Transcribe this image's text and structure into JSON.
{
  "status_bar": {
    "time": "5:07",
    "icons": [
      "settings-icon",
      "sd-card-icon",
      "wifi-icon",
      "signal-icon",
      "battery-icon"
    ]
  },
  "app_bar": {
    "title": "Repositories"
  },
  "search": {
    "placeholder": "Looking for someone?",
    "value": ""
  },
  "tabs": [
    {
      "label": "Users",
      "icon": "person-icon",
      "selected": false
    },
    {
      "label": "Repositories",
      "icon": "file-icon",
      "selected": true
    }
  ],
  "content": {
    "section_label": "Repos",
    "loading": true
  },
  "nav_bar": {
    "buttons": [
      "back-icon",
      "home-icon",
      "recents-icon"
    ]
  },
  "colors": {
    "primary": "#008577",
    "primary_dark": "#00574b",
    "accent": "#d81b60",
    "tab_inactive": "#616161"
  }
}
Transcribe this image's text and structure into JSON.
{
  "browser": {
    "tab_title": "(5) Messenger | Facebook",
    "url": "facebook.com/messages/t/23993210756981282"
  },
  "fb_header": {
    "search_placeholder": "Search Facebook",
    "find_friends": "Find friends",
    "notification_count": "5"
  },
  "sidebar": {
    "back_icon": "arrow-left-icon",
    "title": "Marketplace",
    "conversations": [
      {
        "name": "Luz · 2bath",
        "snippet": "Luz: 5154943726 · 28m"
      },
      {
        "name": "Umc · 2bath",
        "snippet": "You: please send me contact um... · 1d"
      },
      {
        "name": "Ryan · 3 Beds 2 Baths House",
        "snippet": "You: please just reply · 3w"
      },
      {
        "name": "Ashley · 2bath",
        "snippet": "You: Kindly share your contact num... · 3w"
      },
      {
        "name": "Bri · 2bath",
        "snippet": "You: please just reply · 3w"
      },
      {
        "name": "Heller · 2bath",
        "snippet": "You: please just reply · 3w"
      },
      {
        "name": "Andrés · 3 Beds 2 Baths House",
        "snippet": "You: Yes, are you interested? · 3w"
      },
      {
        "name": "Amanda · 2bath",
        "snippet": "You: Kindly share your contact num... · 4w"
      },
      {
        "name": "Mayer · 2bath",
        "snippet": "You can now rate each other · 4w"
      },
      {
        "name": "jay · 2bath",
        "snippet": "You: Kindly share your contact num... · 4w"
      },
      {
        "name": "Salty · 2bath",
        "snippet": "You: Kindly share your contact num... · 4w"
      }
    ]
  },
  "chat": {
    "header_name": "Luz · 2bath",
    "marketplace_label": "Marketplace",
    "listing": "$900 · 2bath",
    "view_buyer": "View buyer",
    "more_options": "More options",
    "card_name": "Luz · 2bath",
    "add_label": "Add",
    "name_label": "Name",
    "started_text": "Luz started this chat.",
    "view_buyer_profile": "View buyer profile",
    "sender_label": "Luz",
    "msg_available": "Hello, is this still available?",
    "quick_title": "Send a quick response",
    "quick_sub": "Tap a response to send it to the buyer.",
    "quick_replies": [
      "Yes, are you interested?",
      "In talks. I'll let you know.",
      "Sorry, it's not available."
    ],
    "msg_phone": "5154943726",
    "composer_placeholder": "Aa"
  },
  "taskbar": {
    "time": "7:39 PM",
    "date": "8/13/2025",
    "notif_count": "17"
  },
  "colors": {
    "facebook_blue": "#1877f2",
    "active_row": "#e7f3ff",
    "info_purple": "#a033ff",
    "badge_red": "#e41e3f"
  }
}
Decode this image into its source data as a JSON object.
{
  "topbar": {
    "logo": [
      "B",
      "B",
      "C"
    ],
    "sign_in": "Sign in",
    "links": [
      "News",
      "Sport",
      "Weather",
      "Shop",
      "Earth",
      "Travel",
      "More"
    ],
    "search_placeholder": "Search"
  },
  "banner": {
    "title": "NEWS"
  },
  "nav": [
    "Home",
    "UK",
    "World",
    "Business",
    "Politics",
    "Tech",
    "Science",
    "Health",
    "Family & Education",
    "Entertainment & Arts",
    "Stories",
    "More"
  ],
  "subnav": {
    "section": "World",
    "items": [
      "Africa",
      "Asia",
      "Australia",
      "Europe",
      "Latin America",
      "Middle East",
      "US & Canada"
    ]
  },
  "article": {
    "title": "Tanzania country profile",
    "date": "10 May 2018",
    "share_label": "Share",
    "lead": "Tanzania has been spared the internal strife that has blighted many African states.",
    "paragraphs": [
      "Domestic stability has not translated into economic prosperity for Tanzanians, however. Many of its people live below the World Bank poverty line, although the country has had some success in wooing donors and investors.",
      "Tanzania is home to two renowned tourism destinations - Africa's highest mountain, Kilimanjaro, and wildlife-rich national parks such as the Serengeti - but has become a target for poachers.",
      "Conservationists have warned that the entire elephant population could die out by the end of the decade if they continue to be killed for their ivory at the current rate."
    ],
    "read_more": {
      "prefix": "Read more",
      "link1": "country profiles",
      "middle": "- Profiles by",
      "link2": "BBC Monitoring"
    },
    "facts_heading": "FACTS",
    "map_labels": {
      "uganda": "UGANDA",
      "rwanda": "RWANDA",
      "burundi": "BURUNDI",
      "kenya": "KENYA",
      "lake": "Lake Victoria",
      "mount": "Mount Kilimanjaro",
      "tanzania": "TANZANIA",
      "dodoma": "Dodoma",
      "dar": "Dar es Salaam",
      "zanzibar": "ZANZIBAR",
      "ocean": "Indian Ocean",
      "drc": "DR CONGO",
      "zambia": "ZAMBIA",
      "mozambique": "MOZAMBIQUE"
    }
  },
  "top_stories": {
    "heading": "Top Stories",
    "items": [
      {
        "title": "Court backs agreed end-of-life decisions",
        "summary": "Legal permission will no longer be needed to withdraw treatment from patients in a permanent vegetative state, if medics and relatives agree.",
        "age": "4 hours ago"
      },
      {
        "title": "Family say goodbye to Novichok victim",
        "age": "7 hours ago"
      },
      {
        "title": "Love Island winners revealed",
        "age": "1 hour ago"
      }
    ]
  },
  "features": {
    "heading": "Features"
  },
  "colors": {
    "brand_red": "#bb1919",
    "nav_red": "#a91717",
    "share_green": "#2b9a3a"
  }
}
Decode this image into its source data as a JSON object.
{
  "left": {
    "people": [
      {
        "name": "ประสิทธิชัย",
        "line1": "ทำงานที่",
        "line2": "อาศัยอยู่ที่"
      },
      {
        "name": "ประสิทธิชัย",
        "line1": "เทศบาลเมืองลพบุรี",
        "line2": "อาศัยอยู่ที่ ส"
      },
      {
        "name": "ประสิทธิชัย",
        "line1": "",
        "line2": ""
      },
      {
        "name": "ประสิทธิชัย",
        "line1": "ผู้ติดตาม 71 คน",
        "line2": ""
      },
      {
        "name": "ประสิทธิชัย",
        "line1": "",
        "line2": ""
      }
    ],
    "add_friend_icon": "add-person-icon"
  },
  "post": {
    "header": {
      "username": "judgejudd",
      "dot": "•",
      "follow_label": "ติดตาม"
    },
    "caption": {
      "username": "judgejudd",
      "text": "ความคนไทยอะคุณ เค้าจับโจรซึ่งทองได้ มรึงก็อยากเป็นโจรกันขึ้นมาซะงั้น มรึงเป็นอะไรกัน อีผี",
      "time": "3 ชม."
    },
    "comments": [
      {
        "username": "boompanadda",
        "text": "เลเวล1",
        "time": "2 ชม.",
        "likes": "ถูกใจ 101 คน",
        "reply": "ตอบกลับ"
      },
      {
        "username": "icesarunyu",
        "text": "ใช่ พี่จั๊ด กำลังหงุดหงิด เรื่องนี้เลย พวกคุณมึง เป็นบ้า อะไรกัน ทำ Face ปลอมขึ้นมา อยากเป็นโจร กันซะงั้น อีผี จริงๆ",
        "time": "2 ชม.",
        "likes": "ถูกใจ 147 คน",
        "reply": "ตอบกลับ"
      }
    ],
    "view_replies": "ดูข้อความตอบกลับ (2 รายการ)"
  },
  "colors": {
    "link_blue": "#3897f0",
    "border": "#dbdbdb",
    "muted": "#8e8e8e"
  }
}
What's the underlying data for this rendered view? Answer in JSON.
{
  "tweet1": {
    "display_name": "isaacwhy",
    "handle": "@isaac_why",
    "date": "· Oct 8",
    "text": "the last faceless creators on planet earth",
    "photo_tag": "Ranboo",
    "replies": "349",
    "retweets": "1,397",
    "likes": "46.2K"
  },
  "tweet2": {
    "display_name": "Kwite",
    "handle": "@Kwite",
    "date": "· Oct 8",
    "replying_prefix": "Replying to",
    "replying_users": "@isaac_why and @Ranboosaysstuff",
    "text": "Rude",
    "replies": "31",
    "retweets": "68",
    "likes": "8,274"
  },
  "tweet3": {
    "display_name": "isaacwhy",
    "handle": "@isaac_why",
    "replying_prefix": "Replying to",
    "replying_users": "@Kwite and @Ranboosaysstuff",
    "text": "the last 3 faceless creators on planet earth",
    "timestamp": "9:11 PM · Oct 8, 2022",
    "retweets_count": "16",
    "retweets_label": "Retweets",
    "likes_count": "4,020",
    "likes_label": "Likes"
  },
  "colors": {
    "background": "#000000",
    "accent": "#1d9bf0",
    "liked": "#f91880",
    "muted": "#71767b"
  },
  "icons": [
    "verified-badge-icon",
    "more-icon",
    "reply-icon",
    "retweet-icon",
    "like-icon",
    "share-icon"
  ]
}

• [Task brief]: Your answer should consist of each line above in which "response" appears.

• [Task result]:
    "quick_title": "Send a quick response",
    "quick_sub": "Tap a response to send it to the buyer.",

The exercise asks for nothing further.